In 1993, Art Davie created and co-produced the tournament which became the televised Ultimate Fighting Championship. He is currently giving interviews to promote his book ‘Is this legal’.
I this recent interview, Davie explained why it was the younger Royce Gracie and not the family champion, Rickson Gracie who was chosen to represent the family to popularize Gracie Jiu-Jitsu around the world.
According to Davie, Rorion had accused Rickson of stealing students, as he was teaching them in his garage.
“Rickson was the family champion. Relson was more of a street fighter. Rorion had discovered that Rickson was stealing students and teaching them in his garage so it was going to be Royce.”
In an interview with SI’s Jeff Wagenheim he talked about the tension between UFC co-founder Rorion Gracie, and his younger half brother, the family champion Rickson:
“Jeff Wagenheim: As much as the Gracies saw this as a showcase for their jiu-jitsu, they didn’t even utilize the family’s best fighter.
Art Davie: Yes, that’s right. Throughout the planning stages, I was sure that one of my contestants was going to be Rickson Gracie. He was the family champion, the jiu-jitsu scientist, a role he inherited from his cousin Rolles. He had had pro fights in Brazil.
But one day Rorion told me it was going to be Royce, not Rickson. I was shocked. Little Royce, all 170 pounds of him? But I learned that Rorion and Rickson had been having problems that revolved around control and money. Rorion was the older brother, but Rickson was the best fighter, so who was going to be the titular head of the family?
The family really did operate as a unit. All of the brothers would give Rorion their bills, and he would pay them. And at one point Rickson’s wife submitted a bill for therapeutic massage, and Rorion said no. So Rickson’s wife said to her husband, “Wait a minute, you’re letting your brother tell you that I can’t have a massage?”

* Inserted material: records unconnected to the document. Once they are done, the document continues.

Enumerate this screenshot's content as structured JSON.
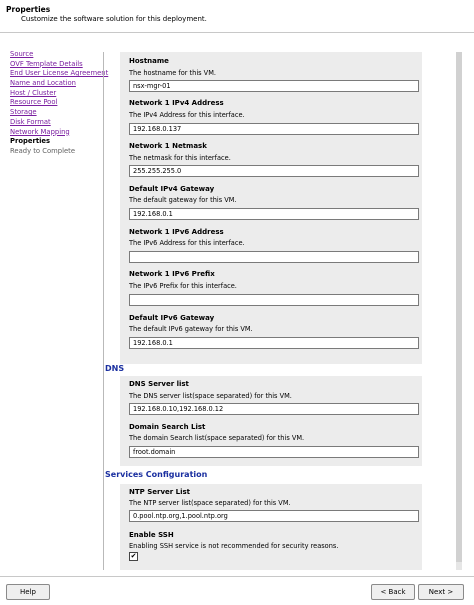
{
  "header": {
    "title": "Properties",
    "subtitle": "Customize the software solution for this deployment."
  },
  "nav": [
    {
      "label": "Source",
      "state": "link"
    },
    {
      "label": "OVF Template Details",
      "state": "link"
    },
    {
      "label": "End User License Agreement",
      "state": "link"
    },
    {
      "label": "Name and Location",
      "state": "link"
    },
    {
      "label": "Host / Cluster",
      "state": "link"
    },
    {
      "label": "Resource Pool",
      "state": "link"
    },
    {
      "label": "Storage",
      "state": "link"
    },
    {
      "label": "Disk Format",
      "state": "link"
    },
    {
      "label": "Network Mapping",
      "state": "link"
    },
    {
      "label": "Properties",
      "state": "current"
    },
    {
      "label": "Ready to Complete",
      "state": "pending"
    }
  ],
  "fields": {
    "hostname": {
      "title": "Hostname",
      "desc": "The hostname for this VM.",
      "value": "nsx-mgr-01"
    },
    "ipv4_address": {
      "title": "Network 1 IPv4 Address",
      "desc": "The IPv4 Address for this interface.",
      "value": "192.168.0.137"
    },
    "netmask": {
      "title": "Network 1 Netmask",
      "desc": "The netmask for this interface.",
      "value": "255.255.255.0"
    },
    "ipv4_gateway": {
      "title": "Default IPv4 Gateway",
      "desc": "The default gateway for this VM.",
      "value": "192.168.0.1"
    },
    "ipv6_address": {
      "title": "Network 1 IPv6 Address",
      "desc": "The IPv6 Address for this interface.",
      "value": ""
    },
    "ipv6_prefix": {
      "title": "Network 1 IPv6 Prefix",
      "desc": "The IPv6 Prefix for this interface.",
      "value": ""
    },
    "ipv6_gateway": {
      "title": "Default IPv6 Gateway",
      "desc": "The default IPv6 gateway for this VM.",
      "value": "192.168.0.1"
    }
  },
  "dns": {
    "header": "DNS",
    "server_list": {
      "title": "DNS Server list",
      "desc": "The DNS server list(space separated) for this VM.",
      "value": "192.168.0.10,192.168.0.12"
    },
    "search_list": {
      "title": "Domain Search List",
      "desc": "The domain Search list(space separated) for this VM.",
      "value": "froot.domain"
    }
  },
  "services": {
    "header": "Services Configuration",
    "ntp": {
      "title": "NTP Server List",
      "desc": "The NTP server list(space separated) for this VM.",
      "value": "0.pool.ntp.org,1.pool.ntp.org"
    },
    "ssh": {
      "title": "Enable SSH",
      "desc": "Enabling SSH service is not recommended for security reasons.",
      "mark": "✔"
    }
  },
  "footer": {
    "help": "Help",
    "back": "< Back",
    "next": "Next >"
  }
}
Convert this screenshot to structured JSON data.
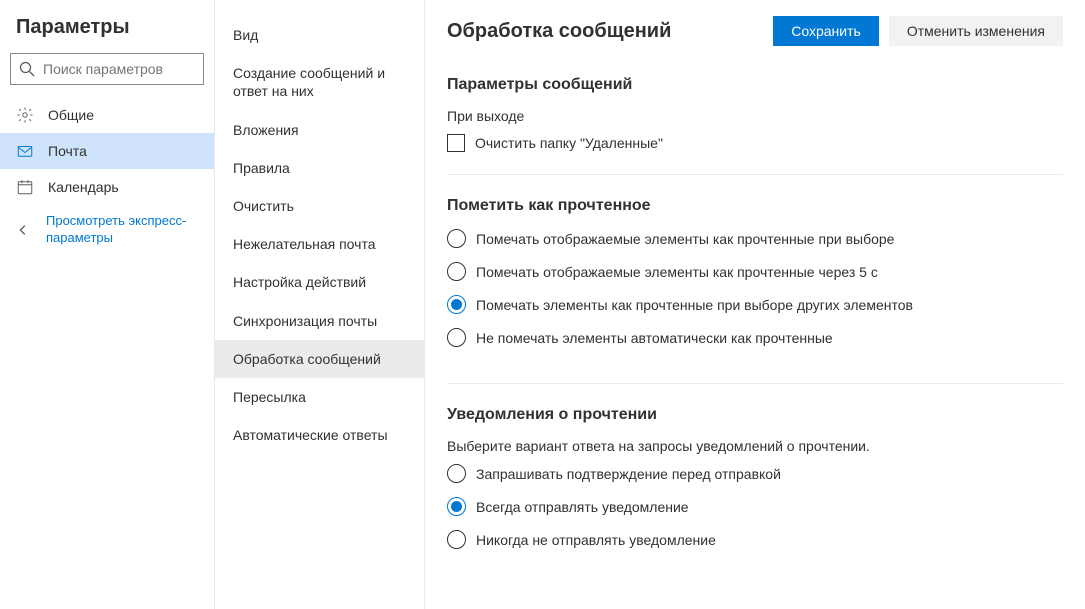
{
  "left": {
    "title": "Параметры",
    "search_placeholder": "Поиск параметров",
    "general": "Общие",
    "mail": "Почта",
    "calendar": "Календарь",
    "quick_link": "Просмотреть экспресс-параметры"
  },
  "mid": {
    "items": [
      "Вид",
      "Создание сообщений и ответ на них",
      "Вложения",
      "Правила",
      "Очистить",
      "Нежелательная почта",
      "Настройка действий",
      "Синхронизация почты",
      "Обработка сообщений",
      "Пересылка",
      "Автоматические ответы"
    ],
    "active_index": 8
  },
  "right": {
    "title": "Обработка сообщений",
    "save": "Сохранить",
    "cancel": "Отменить изменения",
    "sec1": {
      "heading": "Параметры сообщений",
      "label": "При выходе",
      "checkbox": "Очистить папку \"Удаленные\""
    },
    "sec2": {
      "heading": "Пометить как прочтенное",
      "options": [
        "Помечать отображаемые элементы как прочтенные при выборе",
        "Помечать отображаемые элементы как прочтенные через 5 с",
        "Помечать элементы как прочтенные при выборе других элементов",
        "Не помечать элементы автоматически как прочтенные"
      ],
      "selected_index": 2
    },
    "sec3": {
      "heading": "Уведомления о прочтении",
      "desc": "Выберите вариант ответа на запросы уведомлений о прочтении.",
      "options": [
        "Запрашивать подтверждение перед отправкой",
        "Всегда отправлять уведомление",
        "Никогда не отправлять уведомление"
      ],
      "selected_index": 1
    }
  }
}
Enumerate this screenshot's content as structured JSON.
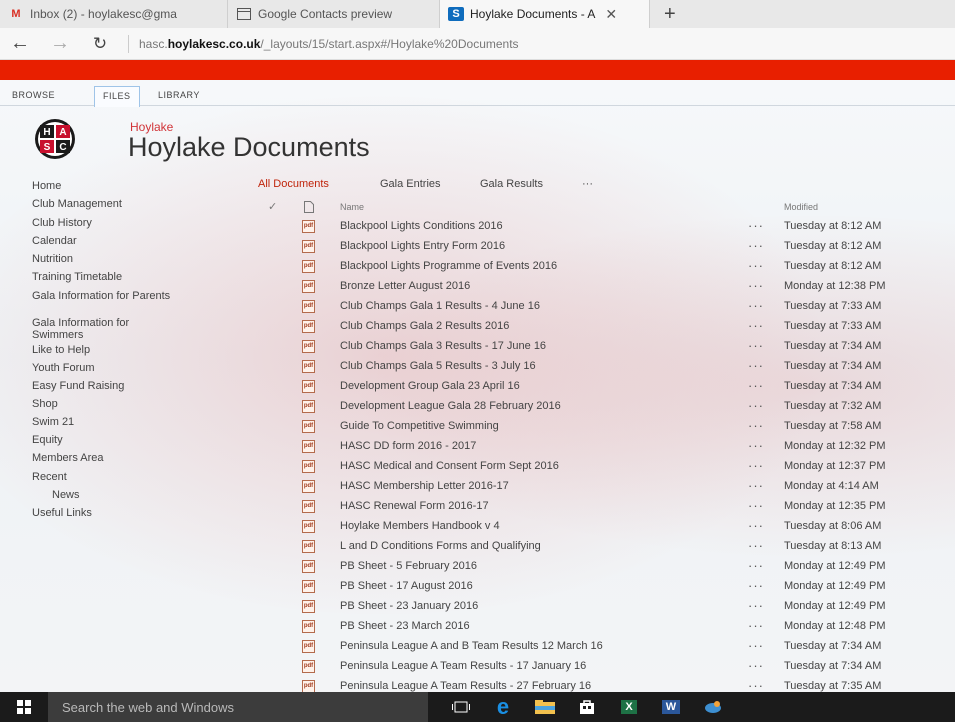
{
  "browser": {
    "tabs": [
      {
        "icon": "gmail-icon",
        "label": "Inbox (2) - hoylakesc@gma",
        "active": false
      },
      {
        "icon": "contacts-icon",
        "label": "Google Contacts preview",
        "active": false
      },
      {
        "icon": "sharepoint-icon",
        "label": "Hoylake Documents - A",
        "active": true
      }
    ],
    "url_prefix": "hasc.",
    "url_domain": "hoylakesc.co.uk",
    "url_path": "/_layouts/15/start.aspx#/Hoylake%20Documents"
  },
  "ribbon": {
    "tabs": [
      "BROWSE",
      "FILES",
      "LIBRARY"
    ]
  },
  "site": {
    "subtitle": "Hoylake",
    "title": "Hoylake Documents",
    "logo_letters": [
      "H",
      "A",
      "S",
      "C"
    ]
  },
  "nav": [
    {
      "label": "Home",
      "sub": false
    },
    {
      "label": "Club Management",
      "sub": false
    },
    {
      "label": "Club History",
      "sub": false
    },
    {
      "label": "Calendar",
      "sub": false
    },
    {
      "label": "Nutrition",
      "sub": false
    },
    {
      "label": "Training Timetable",
      "sub": false
    },
    {
      "label": "Gala Information for Parents",
      "sub": false
    },
    {
      "label": "Gala Information for Swimmers",
      "sub": false
    },
    {
      "label": "Like to Help",
      "sub": false
    },
    {
      "label": "Youth Forum",
      "sub": false
    },
    {
      "label": "Easy Fund Raising",
      "sub": false
    },
    {
      "label": "Shop",
      "sub": false
    },
    {
      "label": "Swim 21",
      "sub": false
    },
    {
      "label": "Equity",
      "sub": false
    },
    {
      "label": "Members Area",
      "sub": false
    },
    {
      "label": "Recent",
      "sub": false
    },
    {
      "label": "News",
      "sub": true
    },
    {
      "label": "Useful Links",
      "sub": false
    }
  ],
  "views": [
    "All Documents",
    "Gala Entries",
    "Gala Results",
    "···"
  ],
  "columns": {
    "check": "✓",
    "name": "Name",
    "modified": "Modified"
  },
  "documents": [
    {
      "name": "Blackpool Lights Conditions 2016",
      "modified": "Tuesday at 8:12 AM"
    },
    {
      "name": "Blackpool Lights Entry Form 2016",
      "modified": "Tuesday at 8:12 AM"
    },
    {
      "name": "Blackpool Lights Programme of Events 2016",
      "modified": "Tuesday at 8:12 AM"
    },
    {
      "name": "Bronze Letter August 2016",
      "modified": "Monday at 12:38 PM"
    },
    {
      "name": "Club Champs Gala 1 Results - 4 June 16",
      "modified": "Tuesday at 7:33 AM"
    },
    {
      "name": "Club Champs Gala 2 Results 2016",
      "modified": "Tuesday at 7:33 AM"
    },
    {
      "name": "Club Champs Gala 3 Results - 17 June 16",
      "modified": "Tuesday at 7:34 AM"
    },
    {
      "name": "Club Champs Gala 5 Results - 3 July 16",
      "modified": "Tuesday at 7:34 AM"
    },
    {
      "name": "Development Group Gala 23 April 16",
      "modified": "Tuesday at 7:34 AM"
    },
    {
      "name": "Development League Gala 28 February 2016",
      "modified": "Tuesday at 7:32 AM"
    },
    {
      "name": "Guide To Competitive Swimming",
      "modified": "Tuesday at 7:58 AM"
    },
    {
      "name": "HASC DD form 2016 - 2017",
      "modified": "Monday at 12:32 PM"
    },
    {
      "name": "HASC Medical and Consent Form Sept 2016",
      "modified": "Monday at 12:37 PM"
    },
    {
      "name": "HASC Membership Letter 2016-17",
      "modified": "Monday at 4:14 AM"
    },
    {
      "name": "HASC Renewal Form 2016-17",
      "modified": "Monday at 12:35 PM"
    },
    {
      "name": "Hoylake Members Handbook v 4",
      "modified": "Tuesday at 8:06 AM"
    },
    {
      "name": "L and D Conditions Forms and Qualifying",
      "modified": "Tuesday at 8:13 AM"
    },
    {
      "name": "PB Sheet - 5 February 2016",
      "modified": "Monday at 12:49 PM"
    },
    {
      "name": "PB Sheet - 17 August 2016",
      "modified": "Monday at 12:49 PM"
    },
    {
      "name": "PB Sheet - 23 January 2016",
      "modified": "Monday at 12:49 PM"
    },
    {
      "name": "PB Sheet - 23 March 2016",
      "modified": "Monday at 12:48 PM"
    },
    {
      "name": "Peninsula League A and B Team Results 12 March 16",
      "modified": "Tuesday at 7:34 AM"
    },
    {
      "name": "Peninsula League A Team Results - 17 January 16",
      "modified": "Tuesday at 7:34 AM"
    },
    {
      "name": "Peninsula League A Team Results - 27 February 16",
      "modified": "Tuesday at 7:35 AM"
    }
  ],
  "row_menu": "···",
  "file_icon_text": "pdf",
  "taskbar": {
    "search_placeholder": "Search the web and Windows",
    "icons": [
      "task-view-icon",
      "edge-icon",
      "file-explorer-icon",
      "store-icon",
      "excel-icon",
      "word-icon",
      "app-icon"
    ],
    "excel_letter": "X",
    "word_letter": "W"
  },
  "colors": {
    "accent": "#e81f00",
    "selected_view": "#c0240b",
    "taskbar": "#1b1b1b"
  }
}
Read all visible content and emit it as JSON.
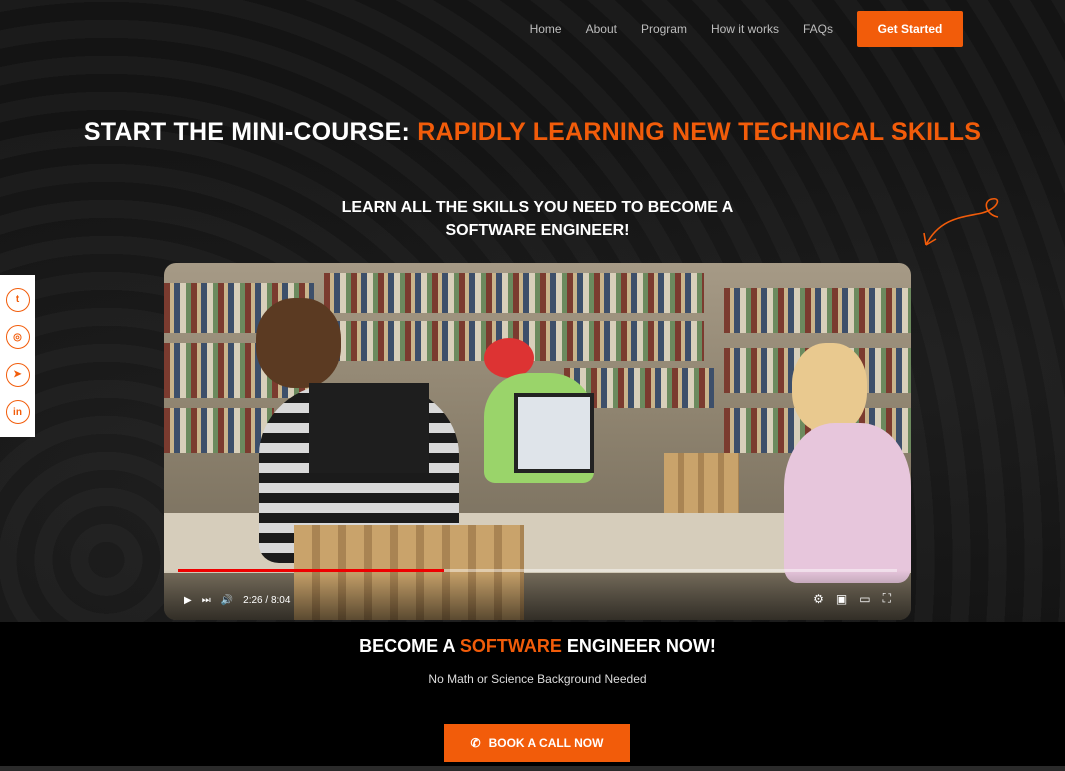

On top of that, Rorion found out that Rickson had stolen two students from the Gracie academy and was teaching them over his garage. So it came down to money. And I think Rickson felt, on some level, that he had his own destiny.
JW: Yet Rickson did serve as coach for little brother Royce prior to the first UFC.
AD: Yes, and later on he almost got even more involved. This isn’t in the book, because the book focuses on UFC 1. But between UFCs 3 and 4, I had a meeting with Rickson, Rorion, Royce and their father, Helio. After Royce’s performance in UFC 3, where he ran out of gas emotionally and physically [and had to withdraw before the final], he had agreed to step down, at Helio and Rorion’s request. They turned to Rickson. They wanted him to come in for UFC 4.
So we all met in my office on a Saturday. And as we sat there around a big conference table, Rickson told us he wanted a million bucks. I knew he was going to ask for that. He and I had had dinner a couple of nights before, and he’d told me, ‘Mike Tyson is getting 10 million, so I want at least one million.’ I told him no one in the UFC was making a million bucks — I wasn’t, Rorion wasn’t, no fighter was.
‘You saw what your brother got,’ I told him.
JW: So what happened when Rickson came into the meeting and made his demand?
AD: Well, the old man, who was always quiet, finally spoke up.
‘In my day, this wasn’t about money, this was about putting forward the family art and defending it,’ he said. ‘Me and my brothers, we did this for the honor of defending Gracie jiu-jitsu.’ Helio looked at Rickson and said, “You’ve become too much of a Norte Americano.’
Rickson didn’t say anything to his father. He just nodded. He didn’t look at Rorion. Then he nodded to me and he left the room.
He ended up going over to Japan, where he fought mostly against men with losing records. He got his big bucks fighting guys a lot of purple belts could have beat.”